Dieting can be a bit of a touchy subject for some people when it comes to making healthy decisions or losing weight. But why is it such a “trigger word” for some? The answer has nothing to do with the foods or opportunity costs of making health choices, but is simply mindset-based.
The truth is, mental health can play a role in dieting, and if you constantly feel like you are failing or “cheating” on your diet, it can be hard to succeed. Let’s take a closer look into choice vs. cheating and how you can achieve a healthy balance in your nutrition and lifestyle.
The fact is, there are no “bad” foods. Instead of adapting the mindset of “good” and “bad” foods, it is better to establish that there are some foods that are healthier than others, but you have the freedom to choose which you will put into your body and how you will ensure that you get a healthy balance of foods. The same concept goes for other lifestyle decisions such as how you spend your time. For example, you can’t say that it is “bad” to sit down and watch your favorite TV show after a long day and “good” to go on a 5 mile run instead. Yes, exercise is important and a healthier choice than being sedentary, but there is a time for both types of activities within moderation.
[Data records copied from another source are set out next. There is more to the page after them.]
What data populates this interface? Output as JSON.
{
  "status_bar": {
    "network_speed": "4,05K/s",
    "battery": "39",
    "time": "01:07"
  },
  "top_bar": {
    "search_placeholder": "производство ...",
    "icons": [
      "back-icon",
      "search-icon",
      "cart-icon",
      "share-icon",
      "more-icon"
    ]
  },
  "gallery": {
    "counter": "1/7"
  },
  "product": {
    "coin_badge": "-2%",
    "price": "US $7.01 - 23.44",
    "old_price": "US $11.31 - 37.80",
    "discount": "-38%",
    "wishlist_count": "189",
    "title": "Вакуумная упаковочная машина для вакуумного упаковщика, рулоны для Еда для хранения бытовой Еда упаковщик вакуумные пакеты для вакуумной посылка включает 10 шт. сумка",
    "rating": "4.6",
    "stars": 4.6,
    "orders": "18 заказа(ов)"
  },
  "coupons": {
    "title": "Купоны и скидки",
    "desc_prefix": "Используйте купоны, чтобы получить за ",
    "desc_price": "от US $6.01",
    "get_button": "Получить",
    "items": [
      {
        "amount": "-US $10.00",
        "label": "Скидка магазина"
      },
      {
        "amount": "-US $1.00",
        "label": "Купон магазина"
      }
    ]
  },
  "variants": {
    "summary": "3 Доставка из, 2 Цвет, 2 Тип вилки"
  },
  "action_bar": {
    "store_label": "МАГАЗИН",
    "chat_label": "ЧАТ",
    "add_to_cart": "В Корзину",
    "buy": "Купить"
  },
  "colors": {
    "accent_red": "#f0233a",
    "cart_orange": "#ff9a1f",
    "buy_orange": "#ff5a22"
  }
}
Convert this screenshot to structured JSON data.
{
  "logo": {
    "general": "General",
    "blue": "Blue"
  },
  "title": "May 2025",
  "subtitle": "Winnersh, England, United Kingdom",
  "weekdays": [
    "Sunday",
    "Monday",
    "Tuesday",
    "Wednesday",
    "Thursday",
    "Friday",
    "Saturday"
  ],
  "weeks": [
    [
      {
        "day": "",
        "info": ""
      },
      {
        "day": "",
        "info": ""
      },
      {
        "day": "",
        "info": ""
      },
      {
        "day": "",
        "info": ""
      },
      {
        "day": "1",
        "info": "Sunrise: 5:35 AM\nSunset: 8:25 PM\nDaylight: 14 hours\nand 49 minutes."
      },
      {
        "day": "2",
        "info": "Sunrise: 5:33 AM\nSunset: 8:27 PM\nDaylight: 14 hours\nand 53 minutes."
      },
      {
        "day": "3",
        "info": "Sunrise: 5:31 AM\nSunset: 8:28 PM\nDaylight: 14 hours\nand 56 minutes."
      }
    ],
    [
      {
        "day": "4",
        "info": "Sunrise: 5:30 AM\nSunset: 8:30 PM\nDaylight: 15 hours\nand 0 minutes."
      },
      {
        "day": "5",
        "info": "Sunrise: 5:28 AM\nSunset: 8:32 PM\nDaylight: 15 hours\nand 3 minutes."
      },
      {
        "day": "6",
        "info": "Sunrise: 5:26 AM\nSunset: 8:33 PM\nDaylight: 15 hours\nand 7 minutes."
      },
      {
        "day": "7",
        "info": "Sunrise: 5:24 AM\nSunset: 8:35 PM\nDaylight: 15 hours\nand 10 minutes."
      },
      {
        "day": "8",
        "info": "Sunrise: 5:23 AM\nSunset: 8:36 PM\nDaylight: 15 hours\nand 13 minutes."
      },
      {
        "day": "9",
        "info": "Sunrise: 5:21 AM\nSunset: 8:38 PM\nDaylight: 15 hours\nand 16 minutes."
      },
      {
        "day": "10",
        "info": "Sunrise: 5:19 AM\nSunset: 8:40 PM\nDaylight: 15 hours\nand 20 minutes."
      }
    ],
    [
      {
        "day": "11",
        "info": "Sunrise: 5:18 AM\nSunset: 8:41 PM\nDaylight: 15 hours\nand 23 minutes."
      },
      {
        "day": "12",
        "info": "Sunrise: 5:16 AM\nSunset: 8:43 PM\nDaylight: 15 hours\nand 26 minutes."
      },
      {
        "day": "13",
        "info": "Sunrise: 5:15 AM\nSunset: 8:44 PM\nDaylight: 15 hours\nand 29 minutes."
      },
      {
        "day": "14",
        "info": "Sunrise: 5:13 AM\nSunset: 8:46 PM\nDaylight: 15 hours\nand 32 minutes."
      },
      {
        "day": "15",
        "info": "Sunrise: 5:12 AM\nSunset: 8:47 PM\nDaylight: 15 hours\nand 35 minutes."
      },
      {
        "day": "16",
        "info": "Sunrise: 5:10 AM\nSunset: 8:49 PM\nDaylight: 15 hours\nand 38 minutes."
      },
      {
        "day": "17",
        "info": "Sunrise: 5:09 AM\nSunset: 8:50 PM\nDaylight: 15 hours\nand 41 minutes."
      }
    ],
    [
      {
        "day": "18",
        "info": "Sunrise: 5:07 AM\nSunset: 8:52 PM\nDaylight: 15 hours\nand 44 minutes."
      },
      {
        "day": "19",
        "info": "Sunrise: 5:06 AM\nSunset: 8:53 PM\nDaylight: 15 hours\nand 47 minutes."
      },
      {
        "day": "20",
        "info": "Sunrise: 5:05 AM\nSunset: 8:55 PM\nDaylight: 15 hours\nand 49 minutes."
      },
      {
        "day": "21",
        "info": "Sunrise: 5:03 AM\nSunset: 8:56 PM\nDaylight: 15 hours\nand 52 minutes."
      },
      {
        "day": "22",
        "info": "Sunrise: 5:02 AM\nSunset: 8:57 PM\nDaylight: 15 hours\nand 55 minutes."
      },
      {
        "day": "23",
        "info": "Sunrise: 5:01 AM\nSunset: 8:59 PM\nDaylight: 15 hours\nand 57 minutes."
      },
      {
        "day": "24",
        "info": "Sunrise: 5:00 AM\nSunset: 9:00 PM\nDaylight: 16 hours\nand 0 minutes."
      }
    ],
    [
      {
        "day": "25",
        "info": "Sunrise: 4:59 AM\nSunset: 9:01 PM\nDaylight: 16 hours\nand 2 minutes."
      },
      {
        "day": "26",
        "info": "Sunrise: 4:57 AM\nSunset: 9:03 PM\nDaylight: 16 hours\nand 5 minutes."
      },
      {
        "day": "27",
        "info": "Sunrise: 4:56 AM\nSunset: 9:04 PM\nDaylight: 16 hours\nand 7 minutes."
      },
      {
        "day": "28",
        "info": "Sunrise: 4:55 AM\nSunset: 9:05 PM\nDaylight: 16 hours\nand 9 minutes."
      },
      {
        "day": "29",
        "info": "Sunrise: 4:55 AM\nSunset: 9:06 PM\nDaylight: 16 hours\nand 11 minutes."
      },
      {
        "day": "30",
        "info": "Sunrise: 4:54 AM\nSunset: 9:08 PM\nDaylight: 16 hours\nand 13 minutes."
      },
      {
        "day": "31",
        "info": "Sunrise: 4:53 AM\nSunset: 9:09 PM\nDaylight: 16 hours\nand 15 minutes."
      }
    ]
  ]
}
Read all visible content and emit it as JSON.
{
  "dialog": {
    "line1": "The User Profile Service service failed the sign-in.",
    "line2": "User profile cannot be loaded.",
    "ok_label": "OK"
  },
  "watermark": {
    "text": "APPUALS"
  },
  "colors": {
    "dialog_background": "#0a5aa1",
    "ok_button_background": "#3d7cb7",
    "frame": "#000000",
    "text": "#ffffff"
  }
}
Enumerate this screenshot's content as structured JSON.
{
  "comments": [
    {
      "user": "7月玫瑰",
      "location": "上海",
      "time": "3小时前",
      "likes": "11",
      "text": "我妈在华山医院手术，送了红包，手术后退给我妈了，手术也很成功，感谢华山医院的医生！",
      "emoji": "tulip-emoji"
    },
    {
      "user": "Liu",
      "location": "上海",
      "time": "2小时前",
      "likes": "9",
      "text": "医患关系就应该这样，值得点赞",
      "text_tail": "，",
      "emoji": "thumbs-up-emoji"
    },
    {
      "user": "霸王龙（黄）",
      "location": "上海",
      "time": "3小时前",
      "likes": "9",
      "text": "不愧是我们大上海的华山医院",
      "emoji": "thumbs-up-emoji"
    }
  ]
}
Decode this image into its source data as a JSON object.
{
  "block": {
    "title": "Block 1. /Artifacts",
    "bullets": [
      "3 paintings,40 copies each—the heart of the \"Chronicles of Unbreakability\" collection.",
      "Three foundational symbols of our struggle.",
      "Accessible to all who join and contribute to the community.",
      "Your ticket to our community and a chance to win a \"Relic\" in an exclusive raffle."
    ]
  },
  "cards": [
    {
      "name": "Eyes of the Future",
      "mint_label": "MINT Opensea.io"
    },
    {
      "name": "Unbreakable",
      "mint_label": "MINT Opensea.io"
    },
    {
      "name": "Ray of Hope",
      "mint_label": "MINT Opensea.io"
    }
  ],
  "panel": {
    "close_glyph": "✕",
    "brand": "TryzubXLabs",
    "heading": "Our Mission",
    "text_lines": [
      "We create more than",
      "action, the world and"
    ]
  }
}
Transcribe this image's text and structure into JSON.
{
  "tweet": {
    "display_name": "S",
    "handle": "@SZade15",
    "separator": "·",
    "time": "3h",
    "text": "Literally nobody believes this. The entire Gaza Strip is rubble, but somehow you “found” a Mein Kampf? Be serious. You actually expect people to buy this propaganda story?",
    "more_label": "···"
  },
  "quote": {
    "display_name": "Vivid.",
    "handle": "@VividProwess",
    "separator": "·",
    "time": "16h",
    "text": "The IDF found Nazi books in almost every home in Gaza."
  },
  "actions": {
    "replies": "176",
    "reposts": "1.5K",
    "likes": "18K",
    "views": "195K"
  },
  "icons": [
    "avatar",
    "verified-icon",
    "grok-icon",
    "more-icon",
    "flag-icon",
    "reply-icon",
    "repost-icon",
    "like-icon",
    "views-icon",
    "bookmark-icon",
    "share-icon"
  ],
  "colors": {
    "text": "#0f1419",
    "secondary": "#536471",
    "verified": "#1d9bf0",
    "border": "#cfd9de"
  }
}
Too much exercise can lead to injury and too much relaxation time can lead to a variety of health concerns. However, with moderation they can both be incorporated into your schedule to achieve a happy, healthy balance.
As mentioned before, the mindset that eating foods that are less healthy is “cheating” on your diet can be faulty as it can make you feel as though you have failed yourself by “giving into your cravings.” This is a silly concept if there are no “bad” foods. By viewing all of your food decisions as choices rather than a list of dos and don’ts, you grant yourself the freedom, capability, and maturity to make decisions that are best for you rather than a “one size fits all” approach to being healthy. Someone who has a more strenuous exercise regimen will require more and different types of food than someone who isn’t as regimented with their workout routine, just like someone with low blood sugar has more flexibility with their sugar intake than someone with diabetes. The trick to finding success with your choices is being honest with yourself concerning your state of health, needs, and ability to make healthy choices. When in doubt, it is always a good idea to consult with a health coach or nutrition counselor to evaluate your habits and advise you how to make choices that will empower and nourish you optimally.